Norma’s Grandfather J.H. Nelson arrived in California in 1858. He purchased 80 acres at Tollhouse in 1884. Her parents Lee Nelson and Mabel Hauert Nelson were married in 1912. They would live and work in the mountains east of Clovis for several years.
Norma is a talented writer and we share some information from her 2009 short story titled “The Nelson Family Cabin, as I remember.” The two sons (Frank and Ed) of Shaver Lake pioneer lumberman Joe Bretz married her mother’s sisters, Wilma and Mary Hauert.
She shared that pioneer Thomas J. Ockenden (born in England) continued to wear his English gentleman’s knickers after his arrival at Shaver. He purchased a large section of land south of Shaver and built a general store, hotel and dance hall located near Bretz Road and HWY 168.
The hotel was destroyed by fire in the early 1920’s and the dance hall was torn down: “Under the flooring was found a dance card belonging to my dad, Lee Nelson. Yes, it was filled in. Dad never missed a dance. The name beside ‘Number 8 Schottische’ was this dance card of 1911, is Mabel, who later becomes his wife.”
Lee Nelson worked at Shake Mills. He and a partner had their own shake mill at Mt. Baldy above Shaver Lake. Tom Ockenden recognized that Lee was known as an excellent craftsman with a reputation for fairness and honesty. Lee remodeled and built projects that included Ockenden’s Ranch at Academy. Ockenden gave Lee permission to build a cabin for himself and retain it until his death.
Norma was born on April 19, 1921. Her siblings were: Harold, died age 17 months, Glenn, died age 13, and a stillborn infant 1919. Her sister Helen married Gene McGaughy, and brothers Bill and Kenneth were raised on the family ranch at Herndon and Fowler.
“The responsibilities at home in Clovis of several hundred laying hens, a few cows that had to be milked morning and night, and alfalfa fields that had to be irrigated regularly precluded the family’s trips to their cabin.
Dad would make arrangements to stay near his work. Sometimes Dad would room and board with a family; other times he would tent camp in a park and cook his meals over a camp stove. This practice was not at all uncommon during these years.”
Norma remembers riding the family touring car up the treacherous Tollhouse Road. There were no areas to pull off the road. Her dad maintained maximum speed to avoid stalling on the steep incline. Beyond the top of the grade was “Mountain Rest,” the home of Mrs. Mary Cavin Waite, her paternal great grandmother.
Timothy and Mary Waite arrived in the Tollhouse area in 1875. He was critically injured in a lumber accident and died in 1876. Mary struggled to support their eight children. She opened “Widow Waite’s” hotel and restaurant in 1882. The name was changed to “Mountain Rest” when a bathhouse was added in 1908.

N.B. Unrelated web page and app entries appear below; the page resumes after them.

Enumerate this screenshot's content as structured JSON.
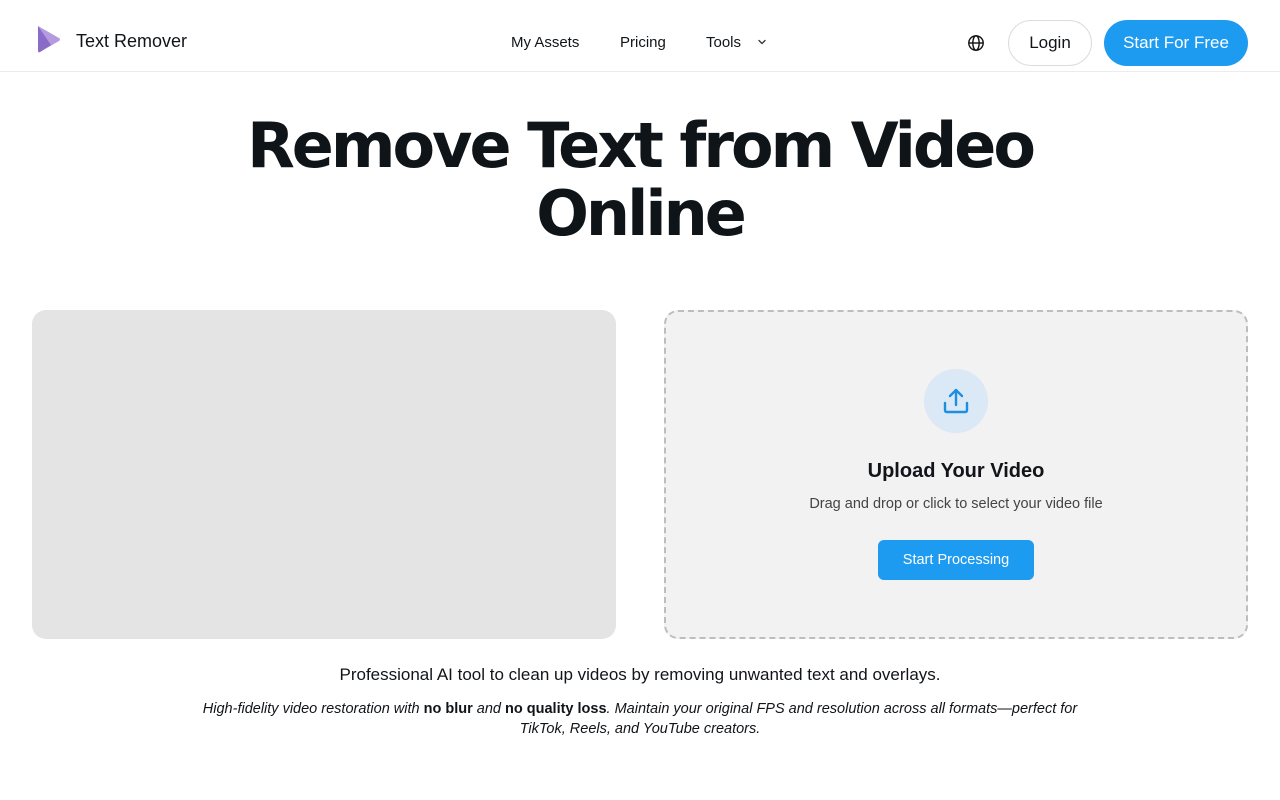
{
  "header": {
    "brand_name": "Text Remover",
    "nav": {
      "my_assets": "My Assets",
      "pricing": "Pricing",
      "tools": "Tools"
    },
    "login_label": "Login",
    "start_label": "Start For Free",
    "icons": {
      "logo": "play-logo-icon",
      "tools_dropdown": "chevron-down-icon",
      "language": "globe-icon"
    }
  },
  "hero": {
    "title": "Remove Text from Video Online"
  },
  "upload": {
    "title": "Upload Your Video",
    "subtitle": "Drag and drop or click to select your video file",
    "button_label": "Start Processing",
    "icon": "upload-icon"
  },
  "description": {
    "line1": "Professional AI tool to clean up videos by removing unwanted text and overlays.",
    "line2_part1": "High-fidelity video restoration with ",
    "line2_bold1": "no blur",
    "line2_part2": " and ",
    "line2_bold2": "no quality loss",
    "line2_part3": ". Maintain your original FPS and resolution across all formats—perfect for TikTok, Reels, and YouTube creators."
  },
  "colors": {
    "accent": "#1d9bf0",
    "logo_purple": "#9b7fd1",
    "upload_bg": "#f2f2f2",
    "preview_bg": "#e4e4e4"
  }
}
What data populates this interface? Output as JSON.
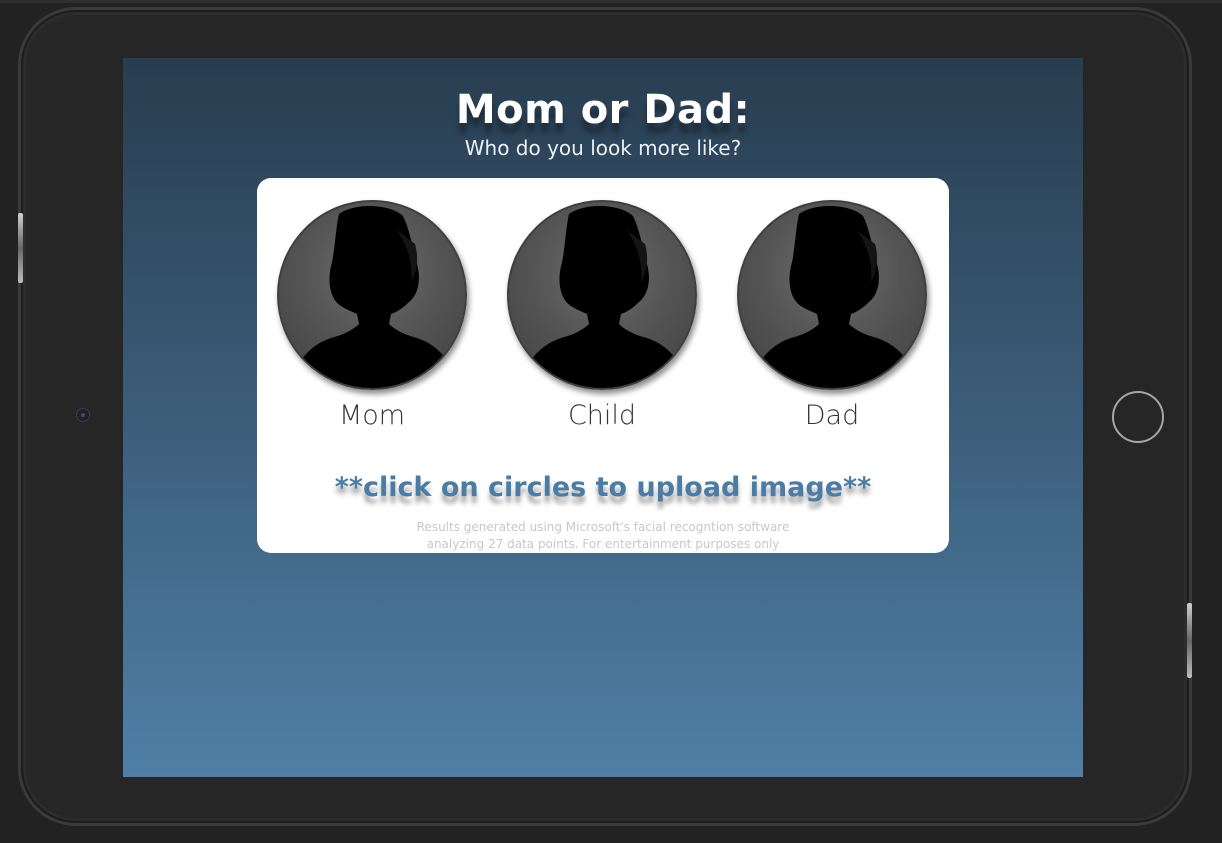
{
  "app": {
    "title": "Mom or Dad:",
    "subtitle": "Who do you look more like?"
  },
  "slots": [
    {
      "label": "Mom",
      "icon": "person-silhouette-icon"
    },
    {
      "label": "Child",
      "icon": "person-silhouette-icon"
    },
    {
      "label": "Dad",
      "icon": "person-silhouette-icon"
    }
  ],
  "instructions": "**click on circles to upload image**",
  "disclaimer": {
    "line1": "Results generated using Microsoft's facial recogntion software",
    "line2": "analyzing 27 data points. For entertainment purposes only"
  },
  "colors": {
    "accent": "#4a7ca5",
    "screen_top": "#283d4f",
    "screen_bottom": "#4f7fa6",
    "bezel": "#262626"
  }
}
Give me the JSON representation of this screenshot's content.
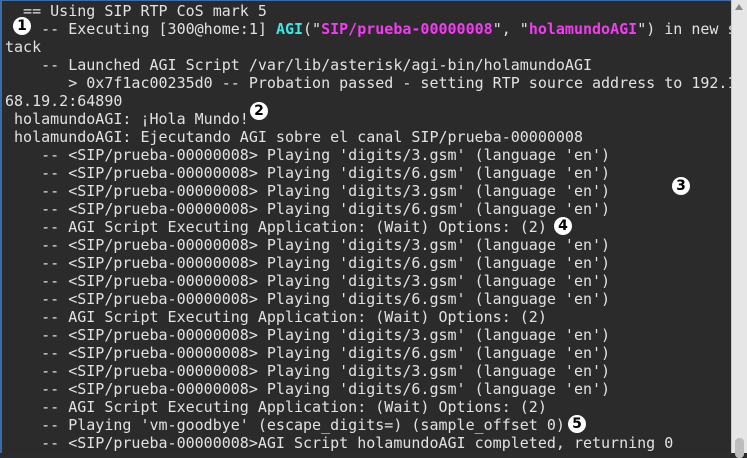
{
  "terminal": {
    "lines": [
      [
        {
          "t": "  == Using SIP RTP CoS mark 5"
        }
      ],
      [
        {
          "t": "    -- Executing [300@home:1] "
        },
        {
          "t": "AGI",
          "c": "cyan"
        },
        {
          "t": "(\""
        },
        {
          "t": "SIP/prueba-00000008",
          "c": "mag"
        },
        {
          "t": "\", \""
        },
        {
          "t": "holamundoAGI",
          "c": "mag"
        },
        {
          "t": "\") in new s"
        }
      ],
      [
        {
          "t": "tack"
        }
      ],
      [
        {
          "t": "    -- Launched AGI Script /var/lib/asterisk/agi-bin/holamundoAGI"
        }
      ],
      [
        {
          "t": "       > 0x7f1ac00235d0 -- Probation passed - setting RTP source address to 192.1"
        }
      ],
      [
        {
          "t": "68.19.2:64890"
        }
      ],
      [
        {
          "t": " holamundoAGI: ¡Hola Mundo!"
        }
      ],
      [
        {
          "t": " holamundoAGI: Ejecutando AGI sobre el canal SIP/prueba-00000008"
        }
      ],
      [
        {
          "t": "    -- <SIP/prueba-00000008> Playing 'digits/3.gsm' (language 'en')"
        }
      ],
      [
        {
          "t": "    -- <SIP/prueba-00000008> Playing 'digits/6.gsm' (language 'en')"
        }
      ],
      [
        {
          "t": "    -- <SIP/prueba-00000008> Playing 'digits/3.gsm' (language 'en')"
        }
      ],
      [
        {
          "t": "    -- <SIP/prueba-00000008> Playing 'digits/6.gsm' (language 'en')"
        }
      ],
      [
        {
          "t": "    -- AGI Script Executing Application: (Wait) Options: (2)"
        }
      ],
      [
        {
          "t": "    -- <SIP/prueba-00000008> Playing 'digits/3.gsm' (language 'en')"
        }
      ],
      [
        {
          "t": "    -- <SIP/prueba-00000008> Playing 'digits/6.gsm' (language 'en')"
        }
      ],
      [
        {
          "t": "    -- <SIP/prueba-00000008> Playing 'digits/3.gsm' (language 'en')"
        }
      ],
      [
        {
          "t": "    -- <SIP/prueba-00000008> Playing 'digits/6.gsm' (language 'en')"
        }
      ],
      [
        {
          "t": "    -- AGI Script Executing Application: (Wait) Options: (2)"
        }
      ],
      [
        {
          "t": "    -- <SIP/prueba-00000008> Playing 'digits/3.gsm' (language 'en')"
        }
      ],
      [
        {
          "t": "    -- <SIP/prueba-00000008> Playing 'digits/6.gsm' (language 'en')"
        }
      ],
      [
        {
          "t": "    -- <SIP/prueba-00000008> Playing 'digits/3.gsm' (language 'en')"
        }
      ],
      [
        {
          "t": "    -- <SIP/prueba-00000008> Playing 'digits/6.gsm' (language 'en')"
        }
      ],
      [
        {
          "t": "    -- AGI Script Executing Application: (Wait) Options: (2)"
        }
      ],
      [
        {
          "t": "    -- Playing 'vm-goodbye' (escape_digits=) (sample_offset 0)"
        }
      ],
      [
        {
          "t": "    -- <SIP/prueba-00000008>AGI Script holamundoAGI completed, returning 0"
        }
      ]
    ],
    "badges": [
      "1",
      "2",
      "3",
      "4",
      "5"
    ],
    "colors": {
      "background": "#2b2b2b",
      "text": "#e2e2e2",
      "cyan": "#3ee6e6",
      "magenta": "#f23cf2"
    }
  }
}
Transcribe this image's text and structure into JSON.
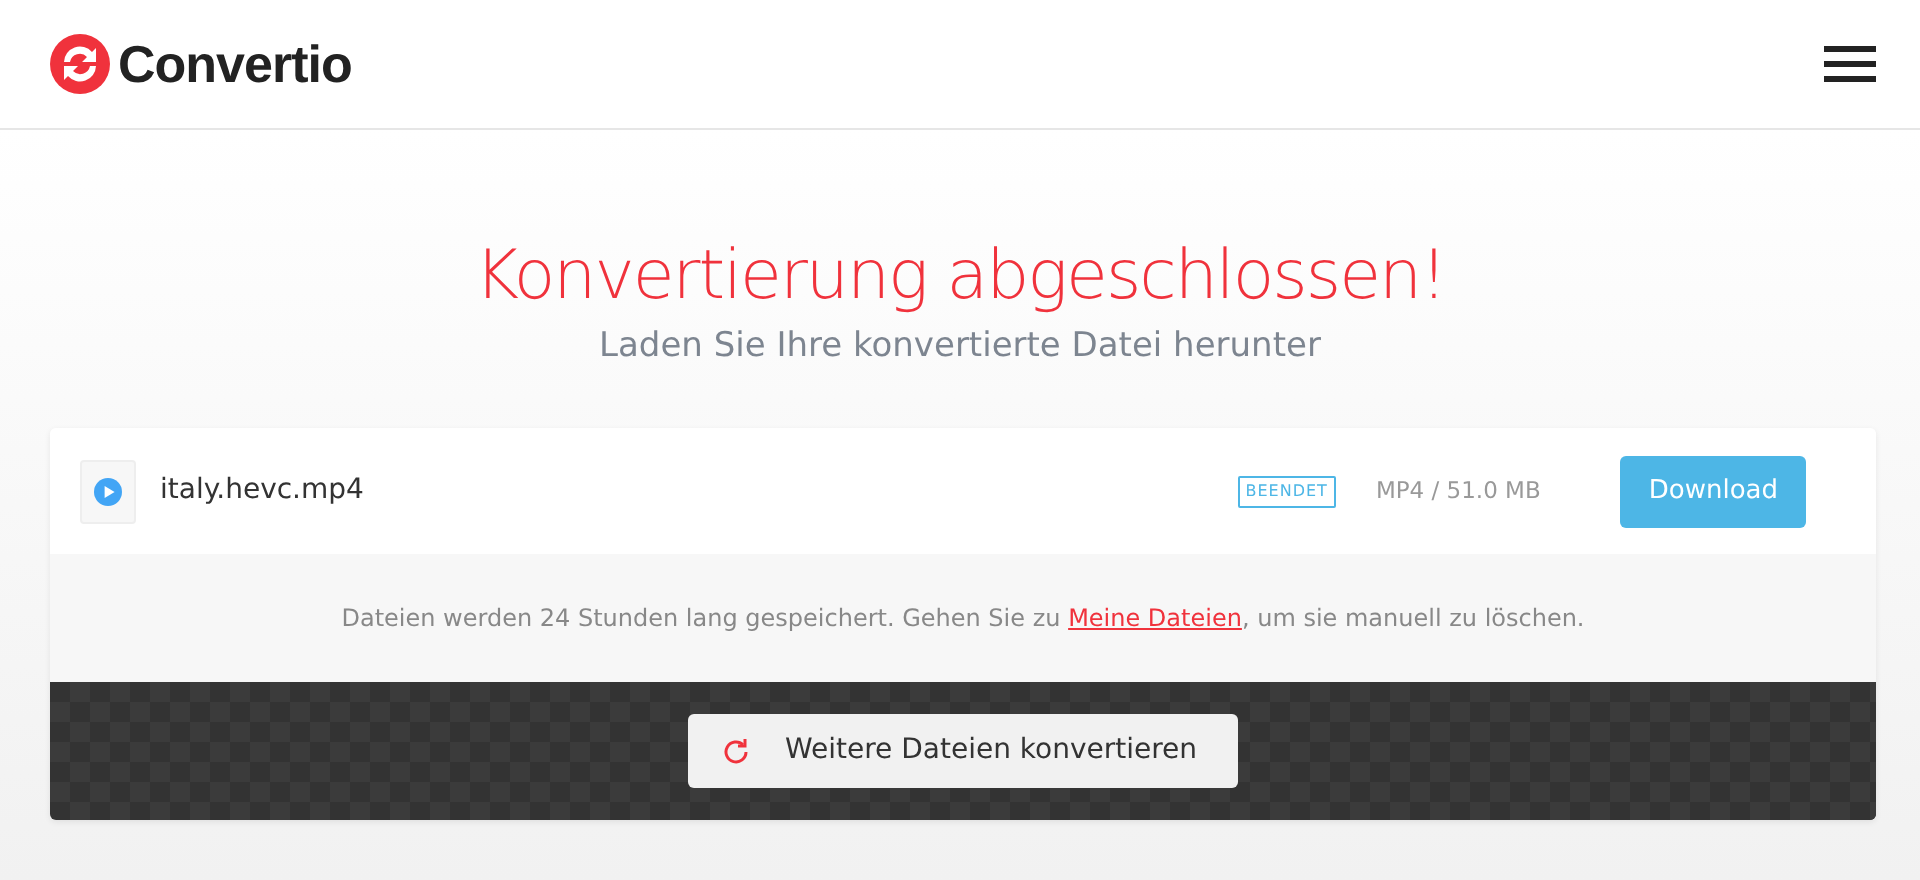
{
  "header": {
    "brand": "Convertio"
  },
  "heading": {
    "title": "Konvertierung abgeschlossen!",
    "subtitle": "Laden Sie Ihre konvertierte Datei herunter"
  },
  "file": {
    "name": "italy.hevc.mp4",
    "status": "BEENDET",
    "info": "MP4 / 51.0 MB",
    "button": "Download"
  },
  "notice": {
    "before": "Dateien werden 24 Stunden lang gespeichert. Gehen Sie zu ",
    "link": "Meine Dateien",
    "after": ", um sie manuell zu löschen."
  },
  "convert_button": "Weitere Dateien konvertieren"
}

Norma graduated from Clovis High in 1938. There were 83 graduates that year. The front of their commencement program quoted Henry Van Dyke: “But the glory of the Present is to make the Future Free — We love our land for what she is and what she is to be. America For Me.”
The speakers addressed “The American Scene: We Hope For, We Worry About, We Laugh About and We Wonder About.” Paul E. Andrew was Principal, George Croyle, Vice Principal and Luther E. Weldon, President of the Board of Trustees.
Norma married Robert Lee Meek in 1940. She described him as “about the cutest sailor I ever saw.” He was born on March 10, 1918, in Anderson, Calif. His family moved frequently throughout the Central and Northern Valley, and settled in Fresno in 1926. He graduated from Fresno Tech School in 1935 and joined the Navy that year. Six of the seven Meek siblings served in the war.
The Meeks were stationed away from Clovis until they returned here in 1966. Bob retired in 1959 with the rank of U.S. Navy Lieutenant Commander.
Upon her return to Clovis, Norma became an active member of the Clovis United Methodist Church. She is their oldest member. She became a docent for the Clovis Museum and served in that capacity until 2018.
The City of Clovis, in their winter publication of 2008, published: “Follow Her Lead, Long-time Clovis Resident Challenges Residents to Shop Clovis First.” Norma said price wouldn’t even persuade her to shop outside of Clovis: “I can find everything I need right here in Clovis.”
Norma “walks the talk,” remains true to her beliefs, loyal to her family tradition and continues to be our “Clovis Booster.” She is an important part of our rich heritage.